Excerpts from an interface dataset
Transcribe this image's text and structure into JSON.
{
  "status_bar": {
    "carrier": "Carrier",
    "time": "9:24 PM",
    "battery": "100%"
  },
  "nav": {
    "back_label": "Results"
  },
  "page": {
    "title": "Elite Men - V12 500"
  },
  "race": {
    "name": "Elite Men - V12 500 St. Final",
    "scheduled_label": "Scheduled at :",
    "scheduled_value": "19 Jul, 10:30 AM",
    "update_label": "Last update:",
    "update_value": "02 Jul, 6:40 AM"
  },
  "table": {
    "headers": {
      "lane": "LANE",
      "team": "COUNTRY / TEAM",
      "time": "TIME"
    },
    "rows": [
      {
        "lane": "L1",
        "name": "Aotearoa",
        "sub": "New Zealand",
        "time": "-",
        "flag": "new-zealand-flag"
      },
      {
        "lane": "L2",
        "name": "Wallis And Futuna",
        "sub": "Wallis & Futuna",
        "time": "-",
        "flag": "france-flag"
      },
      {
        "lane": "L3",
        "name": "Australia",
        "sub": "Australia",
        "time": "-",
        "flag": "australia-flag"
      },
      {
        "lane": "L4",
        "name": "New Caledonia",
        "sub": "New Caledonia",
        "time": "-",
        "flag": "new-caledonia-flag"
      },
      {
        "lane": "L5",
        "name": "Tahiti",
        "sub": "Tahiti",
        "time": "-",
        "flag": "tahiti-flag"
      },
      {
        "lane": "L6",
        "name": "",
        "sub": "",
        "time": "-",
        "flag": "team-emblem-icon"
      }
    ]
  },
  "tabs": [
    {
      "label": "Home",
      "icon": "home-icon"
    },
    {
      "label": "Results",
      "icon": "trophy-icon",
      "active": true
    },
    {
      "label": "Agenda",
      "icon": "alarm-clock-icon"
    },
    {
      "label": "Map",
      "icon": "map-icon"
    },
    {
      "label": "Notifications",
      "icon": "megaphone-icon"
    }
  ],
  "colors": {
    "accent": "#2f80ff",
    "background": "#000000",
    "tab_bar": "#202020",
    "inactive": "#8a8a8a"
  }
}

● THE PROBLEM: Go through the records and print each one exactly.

● RESULT FOR THIS EXERCISE:
Transcribe this image's text and structure into JSON.
{
  "status_bar": {
    "carrier": "Carrier",
    "time": "9:24 PM",
    "battery": "100%"
  },
  "nav": {
    "back_label": "Results"
  },
  "page": {
    "title": "Elite Men - V12 500"
  },
  "race": {
    "name": "Elite Men - V12 500 St. Final",
    "scheduled_label": "Scheduled at :",
    "scheduled_value": "19 Jul, 10:30 AM",
    "update_label": "Last update:",
    "update_value": "02 Jul, 6:40 AM"
  },
  "table": {
    "headers": {
      "lane": "LANE",
      "team": "COUNTRY / TEAM",
      "time": "TIME"
    },
    "rows": [
      {
        "lane": "L1",
        "name": "Aotearoa",
        "sub": "New Zealand",
        "time": "-",
        "flag": "new-zealand-flag"
      },
      {
        "lane": "L2",
        "name": "Wallis And Futuna",
        "sub": "Wallis & Futuna",
        "time": "-",
        "flag": "france-flag"
      },
      {
        "lane": "L3",
        "name": "Australia",
        "sub": "Australia",
        "time": "-",
        "flag": "australia-flag"
      },
      {
        "lane": "L4",
        "name": "New Caledonia",
        "sub": "New Caledonia",
        "time": "-",
        "flag": "new-caledonia-flag"
      },
      {
        "lane": "L5",
        "name": "Tahiti",
        "sub": "Tahiti",
        "time": "-",
        "flag": "tahiti-flag"
      },
      {
        "lane": "L6",
        "name": "",
        "sub": "",
        "time": "-",
        "flag": "team-emblem-icon"
      }
    ]
  },
  "tabs": [
    {
      "label": "Home",
      "icon": "home-icon"
    },
    {
      "label": "Results",
      "icon": "trophy-icon",
      "active": true
    },
    {
      "label": "Agenda",
      "icon": "alarm-clock-icon"
    },
    {
      "label": "Map",
      "icon": "map-icon"
    },
    {
      "label": "Notifications",
      "icon": "megaphone-icon"
    }
  ],
  "colors": {
    "accent": "#2f80ff",
    "background": "#000000",
    "tab_bar": "#202020",
    "inactive": "#8a8a8a"
  }
}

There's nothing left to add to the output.